Later that year, after an accidental mating, Shulasmith had a litter of four kittens, two of which had curled ears.
Further litters produced similar results, causing the establishment of a new breed.
Shulasmith and some of her kittens debuted at a show in Palm Springs, California in October 1983. Within three years the International Cat Association had given the Curl its first recognition, and the Cat Fanciers’ Association gave provisional recognition in 1991.
Besides the ears, which are the keynote of the Curl’s unique appearance, the body and head are medium size, with a tail in proportion to the body. The cat has a muzzle that is neither pointed nor square. Eyes appear moderately large and oval, with a slight slant.
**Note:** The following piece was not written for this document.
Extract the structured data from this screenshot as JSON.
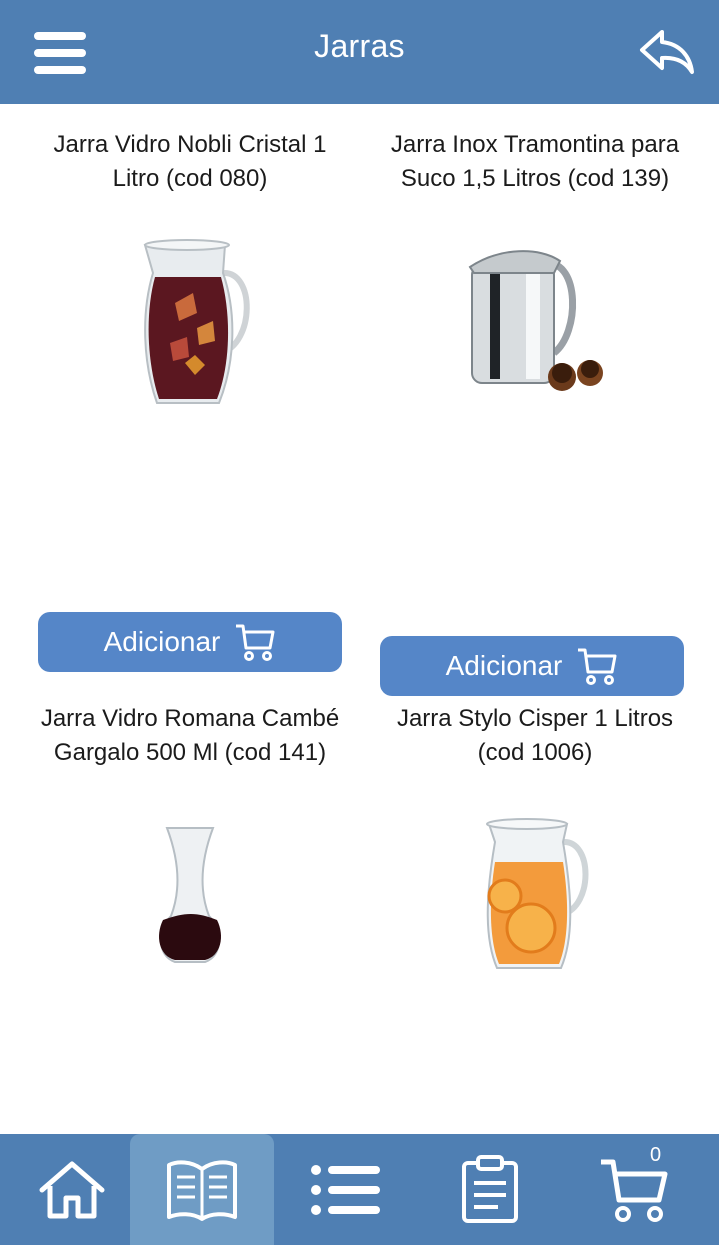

A medium-long coat lays close to the body, with a light undercoat and no ruff.
This playful and adaptable cat appears as moderate in their temperament as in their
conformation. Only relatively light grooming is required.
First-born kittens do not have curled ears, but within a few days the curling begins, ending at about six weeks, with the ears tightly wound. They then begin to loosen, reaching their adult state at four to six months. The degree of final curling varies with individuals.
California Spangled Cat
Neiman-Marcus developed a reputation for their “his and her” novelties, offered each year in the Christmas catalog. In 1986, the Christmas offer was the California Spangled Cat, a jungle-type cat for America’s top people.
The California became the result of a ten-year breeding program started in 1971 by a Hollywood script writer and a leading cat geneticist.
Mixing several pedigreed and non-pedigreed domestic cats, he aimed at producing a
spotted cat with all the characteristics of a wildcat, but with the ability to adapt to domestic life. According to the breeder, one of the objectives dealt with creating a memorial to all the wildcats slaughtered over the years for the fur trade.
Originally marketed at $1,400. the California attracted the interest of moneyed cat fanciers, but as yet has not been recognized by any of the cat fancy organizations.
Picture a long, low-slung cat with a long, tubular but well-rounded body and strong legs. The cat has a blunt-tipped tail, with a medium-sized head and slightly rounded forehead; muzzle appears wide and full. Medium-sized ears set high on the head, and eyes are medium-large, almond shaped and set wide apart.
The cat’s short coat feels velvety; spots cover the back and flanks. Markings continue on the legs in the form of bars, and the tail should have at least one dark ring.
Breeders have introduced a range of colors: silver, charcoal, bronze, gold, red, blue, brown and black.
Cat fanciers rich enough to own one report that this animal demonstrates super intelligence, with an even temperament. The recommendation for care calls for twice-weekly grooming.
Kittens, born black, develop their markings as they grow.
This article will be followed soon by a second post about rare breeds of cats. Be sure to watch for it.
If you would like your own copy of the reference I used for this post, you may go to Amazon via the link below and order your copy. Please note: I will receive a small commission for this purchase.
1,000 pictures, every breed
Michael Pollard, author
Price: $18.21 (Hardback)